I argue that the English should be more positive about our chances. We're too quick to attack and condemn our boys when they fail to deliver, but rarely offer praise and optimism should they do well. Here are five reasons why English football fans should be more optimistic about England's chances in the World Cup.
"Arsene Wenger will not be a difficult act to follow - he will be an impossible act to follow." Those are the words of former Arsenal vice-chairman David Dein, who spoke to Sportsweek earlier this week. He could well be right.
Apart from his first couple of games, which included a Community Shield victory and a perfect start of the season away at Swansea, David Moyes has struggled ever since in his reign at United. And in hindsight of the two embarrassing losses against City and Liverpool, both by a 3-0 scoreline, a decision is, for me, inevitable. He must depart and here are nine reasons why.
Wayne Rooney is a fan favourite at Manchester United and has been a consistently prolific player for his club for as long as anyone can remember. For England, Rooney is the first name on the team-sheet and opposition teams identify him as the main threat in a Three Lions shirt.
Averaging a successful dribble every 25.9 minutes, Oxlade ranks in the top 10 in the Premier League this season, and third amongst English players, though he has significantly more to offer in terms of final ball than either of the two players above him, Andros Townsend and Wilfried Zaha.
Based on England's most recent performance, they are certainly going to need a hefty slice of fortune if they are to reach the knockout stages of this summer's World Cup. That underwhelming 1-0 defeat of Denmark last week was an outing which raised left us with more questions than answers.
Roy Hodgson might want Wayne Rooney to "explode" at this summer's World Cup but it is Daniel Sturridge's form that could prove the decisive factor to England's success in the competition.
David Moyes, Ed Woodward and Manchester United have shown who is boss and his name is Wayne Rooney. Days after the signing of Chelsea midfielder Juan Mata for £37.1 million, striker Wayne Rooney is once again in talks with the Old Trafford hierarchy to extend his current deal which ends in 18 months time.

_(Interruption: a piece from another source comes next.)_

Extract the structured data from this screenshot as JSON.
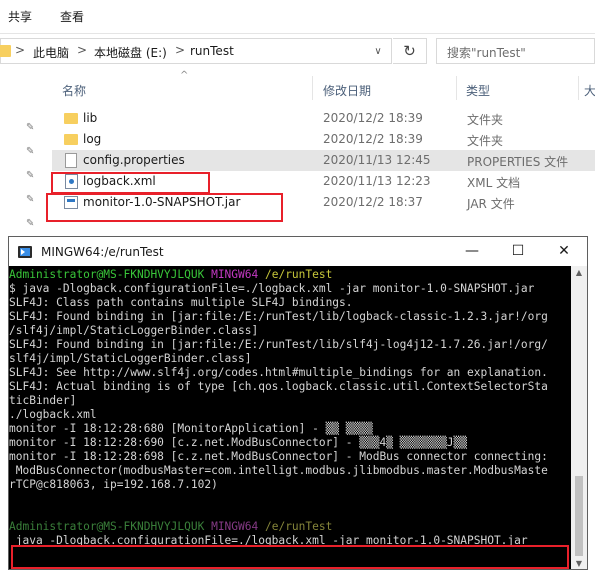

The arrival of Mata in the North West will certainly remove some of the burden from the young winger - and it is a clear rallying call and statement of intent from the Manchester United board. They might be down, but they're certainly not out. Yet.
A team's 'number 10', also known as a playmaker, has become a more and more important figure for most sides in the modern game. They have the freedom to float around the pitch and express their creativity in assisting their teammates to score and often create goals from nothing. It raises the question, however, whether one could actually lead their side to any titles?

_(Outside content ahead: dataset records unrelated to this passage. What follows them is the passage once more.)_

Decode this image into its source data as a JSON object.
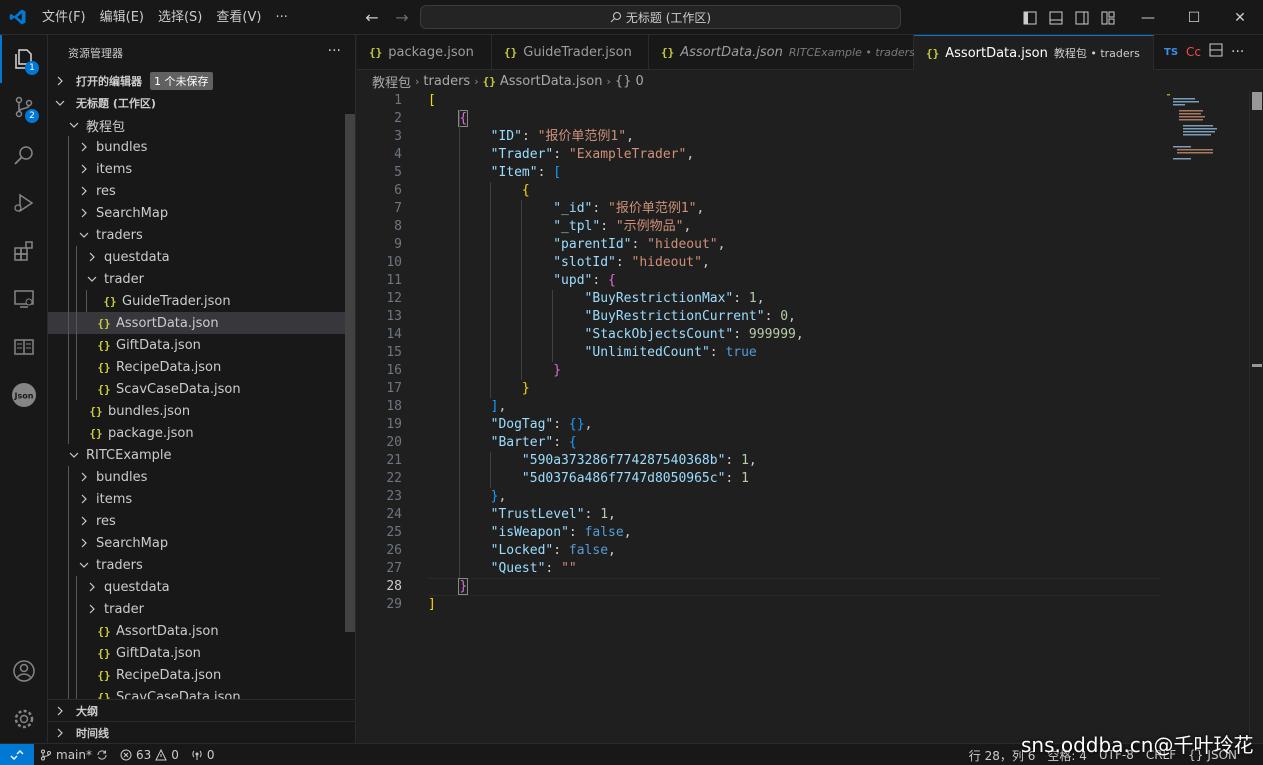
{
  "titlebar": {
    "menu": [
      "文件(F)",
      "编辑(E)",
      "选择(S)",
      "查看(V)"
    ],
    "more": "···",
    "command_center": "无标题 (工作区)"
  },
  "activity_badges": {
    "explorer": "1",
    "scm": "2"
  },
  "sidebar": {
    "title": "资源管理器",
    "more": "···",
    "open_editors_label": "打开的编辑器",
    "unsaved_badge": "1 个未保存",
    "workspace_label": "无标题 (工作区)",
    "tree": [
      {
        "label": "教程包",
        "kind": "folder-open",
        "depth": 1
      },
      {
        "label": "bundles",
        "kind": "folder",
        "depth": 2
      },
      {
        "label": "items",
        "kind": "folder",
        "depth": 2
      },
      {
        "label": "res",
        "kind": "folder",
        "depth": 2
      },
      {
        "label": "SearchMap",
        "kind": "folder",
        "depth": 2
      },
      {
        "label": "traders",
        "kind": "folder-open",
        "depth": 2
      },
      {
        "label": "questdata",
        "kind": "folder",
        "depth": 3
      },
      {
        "label": "trader",
        "kind": "folder-open",
        "depth": 3
      },
      {
        "label": "GuideTrader.json",
        "kind": "json",
        "depth": 4
      },
      {
        "label": "AssortData.json",
        "kind": "json",
        "depth": 3,
        "selected": true
      },
      {
        "label": "GiftData.json",
        "kind": "json",
        "depth": 3
      },
      {
        "label": "RecipeData.json",
        "kind": "json",
        "depth": 3
      },
      {
        "label": "ScavCaseData.json",
        "kind": "json",
        "depth": 3
      },
      {
        "label": "bundles.json",
        "kind": "json",
        "depth": 2
      },
      {
        "label": "package.json",
        "kind": "json",
        "depth": 2
      },
      {
        "label": "RITCExample",
        "kind": "folder-open",
        "depth": 1
      },
      {
        "label": "bundles",
        "kind": "folder",
        "depth": 2
      },
      {
        "label": "items",
        "kind": "folder",
        "depth": 2
      },
      {
        "label": "res",
        "kind": "folder",
        "depth": 2
      },
      {
        "label": "SearchMap",
        "kind": "folder",
        "depth": 2
      },
      {
        "label": "traders",
        "kind": "folder-open",
        "depth": 2
      },
      {
        "label": "questdata",
        "kind": "folder",
        "depth": 3
      },
      {
        "label": "trader",
        "kind": "folder",
        "depth": 3
      },
      {
        "label": "AssortData.json",
        "kind": "json",
        "depth": 3
      },
      {
        "label": "GiftData.json",
        "kind": "json",
        "depth": 3
      },
      {
        "label": "RecipeData.json",
        "kind": "json",
        "depth": 3
      },
      {
        "label": "ScavCaseData.json",
        "kind": "json",
        "depth": 3
      }
    ],
    "outline_label": "大纲",
    "timeline_label": "时间线"
  },
  "tabs": [
    {
      "name": "package.json",
      "desc": "",
      "active": false,
      "italic": false
    },
    {
      "name": "GuideTrader.json",
      "desc": "",
      "active": false,
      "italic": false
    },
    {
      "name": "AssortData.json",
      "desc": "RITCExample • traders",
      "active": false,
      "italic": true
    },
    {
      "name": "AssortData.json",
      "desc": "教程包 • traders",
      "active": true,
      "italic": false,
      "dirty": true
    }
  ],
  "tab_extra": {
    "ts": "TS",
    "cc": "Cc"
  },
  "breadcrumb": [
    "教程包",
    "traders",
    "AssortData.json",
    "{} 0"
  ],
  "editor": {
    "current_line": 28,
    "lines": [
      [
        [
          "y",
          "["
        ]
      ],
      [
        [
          "p",
          "    "
        ],
        [
          "m",
          "{"
        ]
      ],
      [
        [
          "p",
          "        "
        ],
        [
          "k",
          "\"ID\""
        ],
        [
          "p",
          ": "
        ],
        [
          "s",
          "\"报价单范例1\""
        ],
        [
          "p",
          ","
        ]
      ],
      [
        [
          "p",
          "        "
        ],
        [
          "k",
          "\"Trader\""
        ],
        [
          "p",
          ": "
        ],
        [
          "s",
          "\"ExampleTrader\""
        ],
        [
          "p",
          ","
        ]
      ],
      [
        [
          "p",
          "        "
        ],
        [
          "k",
          "\"Item\""
        ],
        [
          "p",
          ": "
        ],
        [
          "bl",
          "["
        ]
      ],
      [
        [
          "p",
          "            "
        ],
        [
          "y",
          "{"
        ]
      ],
      [
        [
          "p",
          "                "
        ],
        [
          "k",
          "\"_id\""
        ],
        [
          "p",
          ": "
        ],
        [
          "s",
          "\"报价单范例1\""
        ],
        [
          "p",
          ","
        ]
      ],
      [
        [
          "p",
          "                "
        ],
        [
          "k",
          "\"_tpl\""
        ],
        [
          "p",
          ": "
        ],
        [
          "s",
          "\"示例物品\""
        ],
        [
          "p",
          ","
        ]
      ],
      [
        [
          "p",
          "                "
        ],
        [
          "k",
          "\"parentId\""
        ],
        [
          "p",
          ": "
        ],
        [
          "s",
          "\"hideout\""
        ],
        [
          "p",
          ","
        ]
      ],
      [
        [
          "p",
          "                "
        ],
        [
          "k",
          "\"slotId\""
        ],
        [
          "p",
          ": "
        ],
        [
          "s",
          "\"hideout\""
        ],
        [
          "p",
          ","
        ]
      ],
      [
        [
          "p",
          "                "
        ],
        [
          "k",
          "\"upd\""
        ],
        [
          "p",
          ": "
        ],
        [
          "m",
          "{"
        ]
      ],
      [
        [
          "p",
          "                    "
        ],
        [
          "k",
          "\"BuyRestrictionMax\""
        ],
        [
          "p",
          ": "
        ],
        [
          "n",
          "1"
        ],
        [
          "p",
          ","
        ]
      ],
      [
        [
          "p",
          "                    "
        ],
        [
          "k",
          "\"BuyRestrictionCurrent\""
        ],
        [
          "p",
          ": "
        ],
        [
          "n",
          "0"
        ],
        [
          "p",
          ","
        ]
      ],
      [
        [
          "p",
          "                    "
        ],
        [
          "k",
          "\"StackObjectsCount\""
        ],
        [
          "p",
          ": "
        ],
        [
          "n",
          "999999"
        ],
        [
          "p",
          ","
        ]
      ],
      [
        [
          "p",
          "                    "
        ],
        [
          "k",
          "\"UnlimitedCount\""
        ],
        [
          "p",
          ": "
        ],
        [
          "b",
          "true"
        ]
      ],
      [
        [
          "p",
          "                "
        ],
        [
          "m",
          "}"
        ]
      ],
      [
        [
          "p",
          "            "
        ],
        [
          "y",
          "}"
        ]
      ],
      [
        [
          "p",
          "        "
        ],
        [
          "bl",
          "]"
        ],
        [
          "p",
          ","
        ]
      ],
      [
        [
          "p",
          "        "
        ],
        [
          "k",
          "\"DogTag\""
        ],
        [
          "p",
          ": "
        ],
        [
          "bl",
          "{}"
        ],
        [
          "p",
          ","
        ]
      ],
      [
        [
          "p",
          "        "
        ],
        [
          "k",
          "\"Barter\""
        ],
        [
          "p",
          ": "
        ],
        [
          "bl",
          "{"
        ]
      ],
      [
        [
          "p",
          "            "
        ],
        [
          "k",
          "\"590a373286f774287540368b\""
        ],
        [
          "p",
          ": "
        ],
        [
          "n",
          "1"
        ],
        [
          "p",
          ","
        ]
      ],
      [
        [
          "p",
          "            "
        ],
        [
          "k",
          "\"5d0376a486f7747d8050965c\""
        ],
        [
          "p",
          ": "
        ],
        [
          "n",
          "1"
        ]
      ],
      [
        [
          "p",
          "        "
        ],
        [
          "bl",
          "}"
        ],
        [
          "p",
          ","
        ]
      ],
      [
        [
          "p",
          "        "
        ],
        [
          "k",
          "\"TrustLevel\""
        ],
        [
          "p",
          ": "
        ],
        [
          "n",
          "1"
        ],
        [
          "p",
          ","
        ]
      ],
      [
        [
          "p",
          "        "
        ],
        [
          "k",
          "\"isWeapon\""
        ],
        [
          "p",
          ": "
        ],
        [
          "b",
          "false"
        ],
        [
          "p",
          ","
        ]
      ],
      [
        [
          "p",
          "        "
        ],
        [
          "k",
          "\"Locked\""
        ],
        [
          "p",
          ": "
        ],
        [
          "b",
          "false"
        ],
        [
          "p",
          ","
        ]
      ],
      [
        [
          "p",
          "        "
        ],
        [
          "k",
          "\"Quest\""
        ],
        [
          "p",
          ": "
        ],
        [
          "s",
          "\"\""
        ]
      ],
      [
        [
          "p",
          "    "
        ],
        [
          "m",
          "}"
        ]
      ],
      [
        [
          "y",
          "]"
        ]
      ]
    ]
  },
  "statusbar": {
    "branch": "main*",
    "errors": "63",
    "warnings": "0",
    "ports": "0",
    "position": "行 28，列 6",
    "spaces": "空格: 4",
    "encoding": "UTF-8",
    "eol": "CRLF",
    "language": "JSON"
  },
  "watermark": "sns.oddba.cn@千叶玲花",
  "colors": {
    "accent": "#0078d4",
    "json_icon": "#cbcb41",
    "key": "#9cdcfe",
    "string": "#ce9178",
    "number": "#b5cea8",
    "keyword": "#569cd6"
  }
}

Following West Brom striker Shane Long's magnificent performance in the 2-2 draw against Aston Villa, it calls into question why more attacking player...
After seeing his side held to stalemates in their first two away fixtures, David Moyes was skeptical of Manchester United's trip to the BayArena to face Sami Hyypia's free-flowing Bayer Leverkusen, sitting second in the Bundesliga and unbeaten at home since March.
My reading habits being rather gadfly-ish (ie all over the place), the other day I picked up a book lying around at work called Fathers, Sons And Foot...
The fact of the matter is, rightly or wrongly, footballers and top sportsmen enjoy very little privacy, opinions on this will vary drastically. Nowadays, it comes with the job and lifestyle that your private life as a star football player is in the public interest, so you could argue that if you don't want your privacy infringed upon, don't become a pro footballer.
It's quite hard to imagine such a universally respected man as Sachin Tendulkar, but the man widely regarded as the greatest batsman in the game has managed to win friends wherever he's gone with his easy-going, friendly manner. No wonder then, that the news that he would retire after his 200th test match against the West Indies was met with such a mixture of dismay and admiration.
In the gameweek eight of the English Premier League, Manchester United were held to a 1-1 draw by Mauricio Pochettino's Southampton side... David Moyes' troops were one-dimensional throughout the evening. As much as the Scot likes his team to attack down the wings, he needs to be more creative with the tactics.